Note: 2016-17 values shown here are estimates based on rounded changes since 2015-16. They represent the smallest changes that are consistent with the DWP figures. When more detailed data becomes available, relative poverty could turn out to have risen slightly further in 2016-17 than shown here and absolute poverty to have fallen slightly further. GB before 2002-03.
Source: HBAI and IFS

3) Inequality has been broadly flat since the financial crisis, but remains high

Although the change is not considered significant, inequality in the latest stats was lower in 2016-17 than in 2015-16, whether looking at incomes before housing costs have been deducted or after. The broad picture (on both measures) is one of fairly flat inequality between 2010-11 and 2016-17, though the Chancellor clearly remains wide of the mark with his earlier statement that “income inequality is at its lowest level in 30 years”.

Note: Values for 2016-17 are rounded.
Source: RF analysis of HBAI and IFS

4) The data needs further improvement

As we’ve said before, the HBAI statistics are currently the best resource we have for keeping track of household incomes. One advantage of these statistics is that they adjust the data of the highest income people to correct for known underestimation of their incomes. But we have also noted that this adjustment – while far better than nothing – also has its flaws. Due to the delay in filing and processing tax returns, in today’s 2016-17 results the incomes of the richest are in fact projections – based on outturn tax data from 2014-15 and various OBR estimates from March 2017 (two fiscal forecasts ago). This is not ideal.

We know top incomes were boosted in 2015-16 by people’s efforts to take dividends before an April 2016 dividend tax rise: and conversely their incomes in 2016-17 were somewhat depressed. This has a big effect on inequality and income figures for both 2015-16 and 2016-17 – in fact, today’s figures suggest that mean (rather than median) income fell by 0.8 per cent in 2016-17. However, neither year’s HBAI results are based on outturn tax data. And more recent estimates from the OBR suggest that self-assessed incomes (including dividends) performed better in 2016-17 than it had forecast in March 2017.

There is a trade-off between the timeliness and accuracy of data, so it’s understandable that even the best household income statistics are based partly on out-of-date projections. But, less justifiably, there are no plans to ever revise these top income figures once full tax data becomes available. And previous academic work has shown that this lack of revision has important implications for the accuracy of some results.

At the other end of the distribution, we also know that a lot of benefit and tax credit income is missing from the survey data – meaning that many people’s incomes are underestimated. Given these known problems at both ends of the income spectrum, the DWP and ONS should be looking to use the government’s own tax and benefit records to further improve their household income statistics over the next few years.

5) Income prospects for 2017-18 and beyond don’t look so good

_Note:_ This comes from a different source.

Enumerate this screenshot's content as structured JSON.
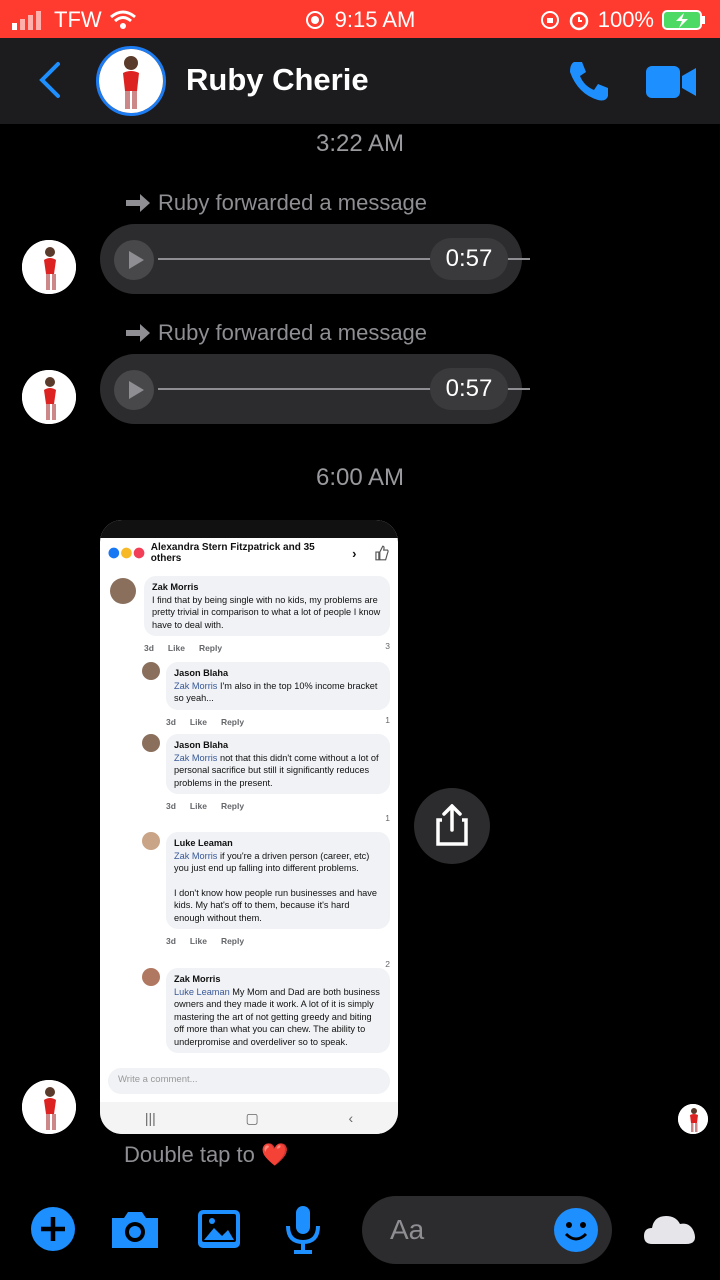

On the whole, 2016-17 was part of a much-needed mini-boom for real household incomes. Unfortunately, everything we know from other economic statistics – including our detailed income modelling – suggests it was also the end of it. In 2017-18, average real wages fell and high inflation slashed the value of working-age benefits. And with most of the benefit cuts announced in 2015 still to bite, the living standards outlook for lower income working-age households remains weak.

Just as the political landscape has changed a lot since 2016-17, so too has the pace and distribution of living standards improvements.